Can I buy guns in New Zealand? NZ requires all firearms owners to obtain a license, which requires a background check, references, and a short knowledge and safety test. If you plan on bringing guns into the country make inquiries beforehand: you need a permit and temporary license to bring a rifle in on a temporary hunting trip, not sure about bringing them in if you're moving here.
If what you want is a rifle or shotgun, you will need to get a firearms license, have your house inspected to make sure you have a safe place to keep it (i.e. locked cupboard, safe or similar), and in some cases occasional inspections. They can only be owned for hunting purposes, farm usefulness or target shooting - firearms are not permitted for the purpose of personal defence. Firearms must be stored unloaded and locked up with the bolt stored seperately.
NZ is very much pro gun compared to some countries (like Australia).
In NZ air guns (under a certain power) aren't considered firearms and can be bought by anyone over 18. In Australia they are considered cat A firearms, the same as a rimfire rifle or shotgun.
In NZ you can get a firearms license just by proving you are competent, and have somewhere safe to store it. In Australia you need a letter from a land owner or club allowing you to use the gun on their property (you still need to have somewhere to store it, but you don't need to prove you are competent).

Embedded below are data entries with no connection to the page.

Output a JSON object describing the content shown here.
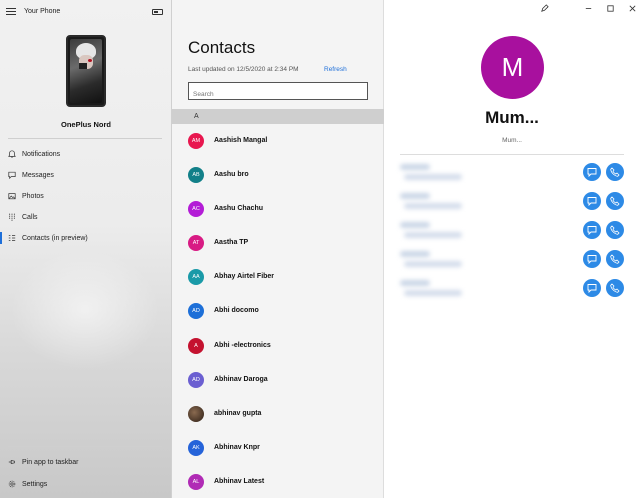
{
  "app": {
    "title": "Your Phone"
  },
  "device": {
    "name": "OnePlus Nord"
  },
  "nav": [
    {
      "label": "Notifications",
      "icon": "bell-icon"
    },
    {
      "label": "Messages",
      "icon": "message-icon"
    },
    {
      "label": "Photos",
      "icon": "photo-icon"
    },
    {
      "label": "Calls",
      "icon": "dialpad-icon"
    },
    {
      "label": "Contacts (in preview)",
      "icon": "contacts-icon",
      "active": true
    }
  ],
  "footer": [
    {
      "label": "Pin app to taskbar",
      "icon": "pin-icon"
    },
    {
      "label": "Settings",
      "icon": "gear-icon"
    }
  ],
  "contacts": {
    "title": "Contacts",
    "updated": "Last updated on 12/5/2020 at 2:34 PM",
    "refresh_label": "Refresh",
    "search_placeholder": "Search",
    "group": "A",
    "items": [
      {
        "initials": "AM",
        "name": "Aashish Mangal",
        "color": "#e8174f"
      },
      {
        "initials": "AB",
        "name": "Aashu bro",
        "color": "#128089"
      },
      {
        "initials": "AC",
        "name": "Aashu Chachu",
        "color": "#b31cd6"
      },
      {
        "initials": "AT",
        "name": "Aastha TP",
        "color": "#d81b84"
      },
      {
        "initials": "AA",
        "name": "Abhay Airtel Fiber",
        "color": "#1a9aa8"
      },
      {
        "initials": "AD",
        "name": "Abhi docomo",
        "color": "#1d6fd8"
      },
      {
        "initials": "A",
        "name": "Abhi -electronics",
        "color": "#c4122f"
      },
      {
        "initials": "AD",
        "name": "Abhinav Daroga",
        "color": "#6b5fd1"
      },
      {
        "initials": "",
        "name": "abhinav gupta",
        "color": "#3b2a20"
      },
      {
        "initials": "AK",
        "name": "Abhinav Knpr",
        "color": "#2563d9"
      },
      {
        "initials": "AL",
        "name": "Abhinav Latest",
        "color": "#b02bb5"
      }
    ]
  },
  "detail": {
    "initial": "M",
    "name": "Mum...",
    "subtitle": "Mum...",
    "avatar_color": "#a8109e",
    "accent": "#2d8ae6"
  }
}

In NZ you can buy a firearm and it is simply the sellers responsibility to check that you have a suitable license. In Australia all sales must be approved by the buyers local firearms officer and recorded on the buyers license.

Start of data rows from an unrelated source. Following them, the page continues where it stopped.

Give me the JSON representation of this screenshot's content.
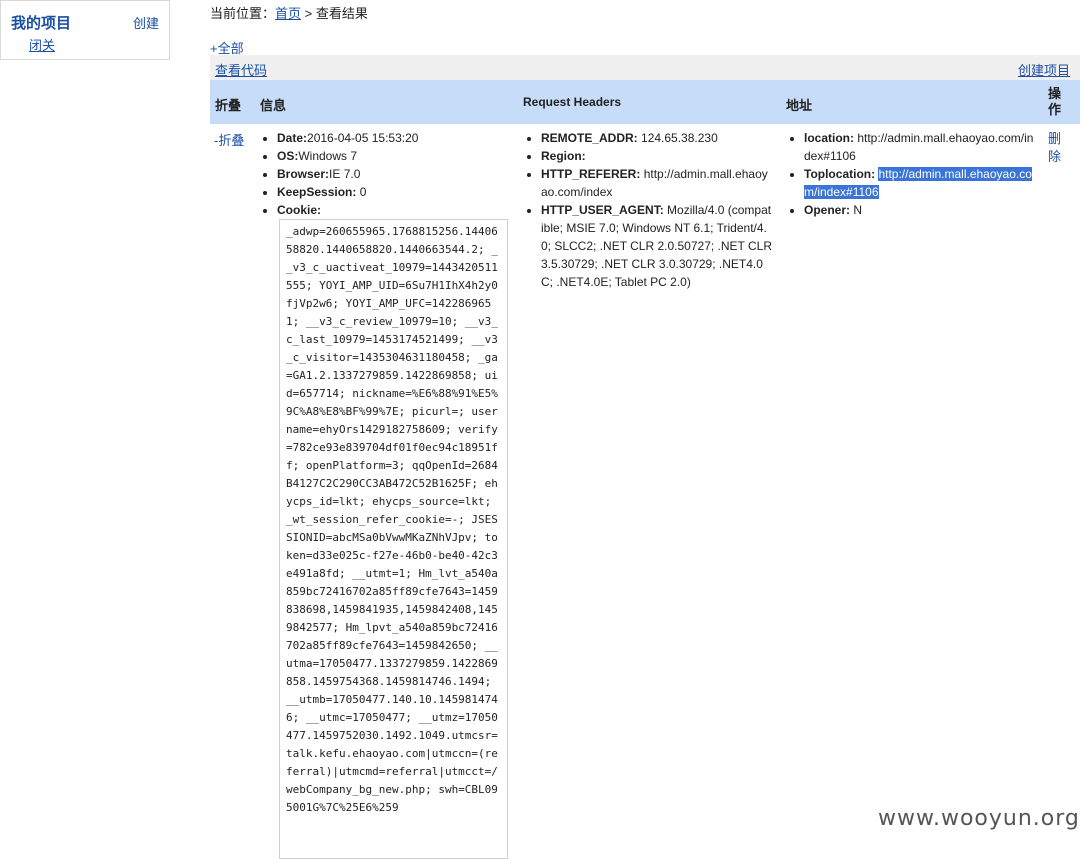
{
  "sidebar": {
    "title": "我的项目",
    "create": "创建",
    "close": "闭关"
  },
  "breadcrumb": {
    "prefix": "当前位置：",
    "home": "首页",
    "sep": " > ",
    "current": "查看结果"
  },
  "toolbar": {
    "all": "+全部",
    "view_code": "查看代码",
    "create_project": "创建项目"
  },
  "table": {
    "headers": {
      "fold": "折叠",
      "info": "信息",
      "request_headers": "Request Headers",
      "address": "地址",
      "operation": "操作"
    },
    "row": {
      "fold": "-折叠",
      "delete": "删除",
      "info": {
        "date_label": "Date:",
        "date": "2016-04-05 15:53:20",
        "os_label": "OS:",
        "os": "Windows 7",
        "browser_label": "Browser:",
        "browser": "IE 7.0",
        "keepsession_label": "KeepSession:",
        "keepsession": "0",
        "cookie_label": "Cookie:",
        "cookie": "_adwp=260655965.1768815256.1440658820.1440658820.1440663544.2; __v3_c_uactiveat_10979=1443420511555; YOYI_AMP_UID=6Su7H1IhX4h2y0fjVp2w6; YOYI_AMP_UFC=1422869651; __v3_c_review_10979=10; __v3_c_last_10979=1453174521499; __v3_c_visitor=1435304631180458; _ga=GA1.2.1337279859.1422869858; uid=657714; nickname=%E6%88%91%E5%9C%A8%E8%BF%99%7E; picurl=; username=ehyOrs1429182758609; verify=782ce93e839704df01f0ec94c18951ff; openPlatform=3; qqOpenId=2684B4127C2C290CC3AB472C52B1625F; ehycps_id=lkt; ehycps_source=lkt; _wt_session_refer_cookie=-; JSESSIONID=abcMSa0bVwwMKaZNhVJpv; token=d33e025c-f27e-46b0-be40-42c3e491a8fd; __utmt=1; Hm_lvt_a540a859bc72416702a85ff89cfe7643=1459838698,1459841935,1459842408,1459842577; Hm_lpvt_a540a859bc72416702a85ff89cfe7643=1459842650; __utma=17050477.1337279859.1422869858.1459754368.1459814746.1494; __utmb=17050477.140.10.1459814746; __utmc=17050477; __utmz=17050477.1459752030.1492.1049.utmcsr=talk.kefu.ehaoyao.com|utmccn=(referral)|utmcmd=referral|utmcct=/webCompany_bg_new.php; swh=CBL095001G%7C%25E6%259"
      },
      "request": {
        "remote_addr_label": "REMOTE_ADDR:",
        "remote_addr": "124.65.38.230",
        "region_label": "Region:",
        "region": "",
        "referer_label": "HTTP_REFERER:",
        "referer": "http://admin.mall.ehaoyao.com/index",
        "ua_label": "HTTP_USER_AGENT:",
        "ua": "Mozilla/4.0 (compatible; MSIE 7.0; Windows NT 6.1; Trident/4.0; SLCC2; .NET CLR 2.0.50727; .NET CLR 3.5.30729; .NET CLR 3.0.30729; .NET4.0C; .NET4.0E; Tablet PC 2.0)"
      },
      "address": {
        "location_label": "location:",
        "location": "http://admin.mall.ehaoyao.com/index#1106",
        "toplocation_label": "Toplocation:",
        "toplocation": "http://admin.mall.ehaoyao.com/index#1106",
        "opener_label": "Opener:",
        "opener": "N"
      }
    }
  },
  "watermark": "www.wooyun.org",
  "colors": {
    "link": "#1a4fa3",
    "header_bg": "#c6dcf8",
    "toolbar_bg": "#f0f0f0",
    "selection": "#3a74d6"
  }
}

In NZ semi-auto firearms are treated (almost) the same as a bolt action. In Australia semi-auto is allowed for some types of competition handgun and is practically impossible to get in rifles and shotguns unless you are a professional shooter. However, NZ also strictly regulates "Military Style Semi-Automatics," semiautomatics with a greater than 7 round magazine (15 for rimfires) or any one of a number of cosmetic features.
Handguns are very rare. You need a special sporting licence, where you have to be a proven active member of an approved shooting club and have an endorsement from the club. They must be transported in an approved lockbox and can never be stored in an operable condition. Basically, guns shorter than 30" aren't worth owning unless you're a serious target shooting enthusiast.
Silencers are completely unrestricted and commonly used for hunting rabbits, or just protecting people's hearing.